Reformation Books: Christianity and Liberalism
In 2007 I came back from a year in Madagascar as a changed man. I’d seen living faith in the people I met. I’d had the chance to devote myself to studying the scriptures without the distractions of modern British life. I came to realise that I was falling far short of what I should be, not only as a minister, but as a Christian.
On my return I came across two books that God used to continue this unsettling, yet vital, experience. The first of these was The Reformed Pastor by Richard Baxter (to be reviewed at a later date), and the second was Christianity and Liberalism by J. Gresham Machen.
Machen was an American Presbyterian NT scholar who led the fight against modernism in his denomination. He was disciplined by the Presbyterian Church for establishing an independent missions board and founded the Orthodox Presbyterian Church. He was also a founder of Westminster Theological Seminary after the reorganisation of Princeton.
Christianity and Liberalism’s main thesis is that the liberal, modernist beliefs that were coming to the fore in the churches were not another strand of Christianity but were the expression of a totally different religion. This sounds like a harsh judgement but in this book Machen defends his thesis with panache.
Although an accomplished academic this book is written with the layman in mind. Machen shows the difference between Christianity and Liberalism in six areas: Doctrine, God and Man, The Bible, Christ, Salvation and The Church.

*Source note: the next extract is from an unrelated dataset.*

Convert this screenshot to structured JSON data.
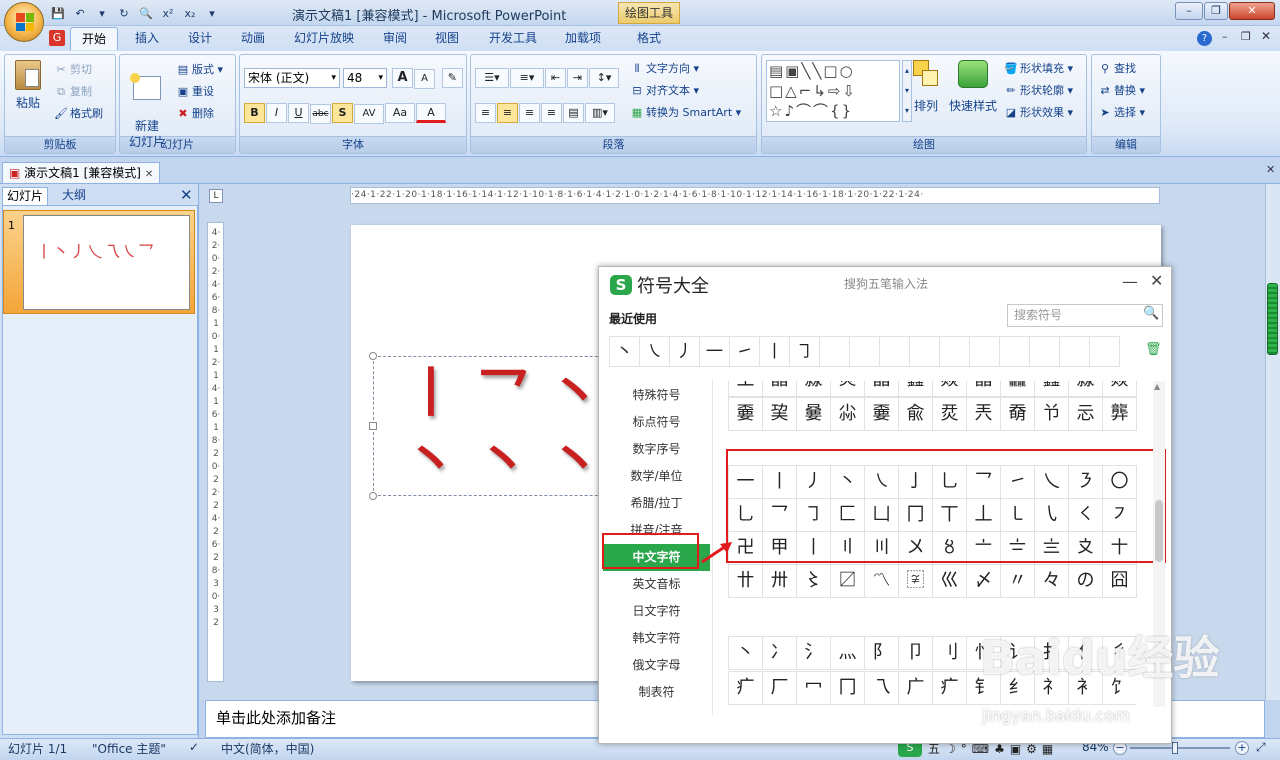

In each of these areas he details the main areas of disagreement between the two systems. If nothing else, he shows that the disagreements and misunderstandings that happen between evangelical and liberal people occur because of different presuppositions on these areas.
Here is a typical quote. He is facing the argument made that Christianity should not worry over much about doctrine but should be a “way of life”:
The Christian movement at its inception was not just a way of life in the modern sense but a way of life founded upon a message. It was based, not upon mere feeling, not upon a mere program of work, but upon an account of facts. In other words it was based upon doctrine.
This little book, written in the 1920s, still has great relevance for us in the URC today. Is the Christian religion a revealed religion? Are there objective facts that must be preached? Or are we free to create a new system, more amenable to the modern mind?
This book is a must read. It would be a fine use of the URC’s budget to buy every minister Machen’s volume. It was a great help to me, I pray it will be for you too.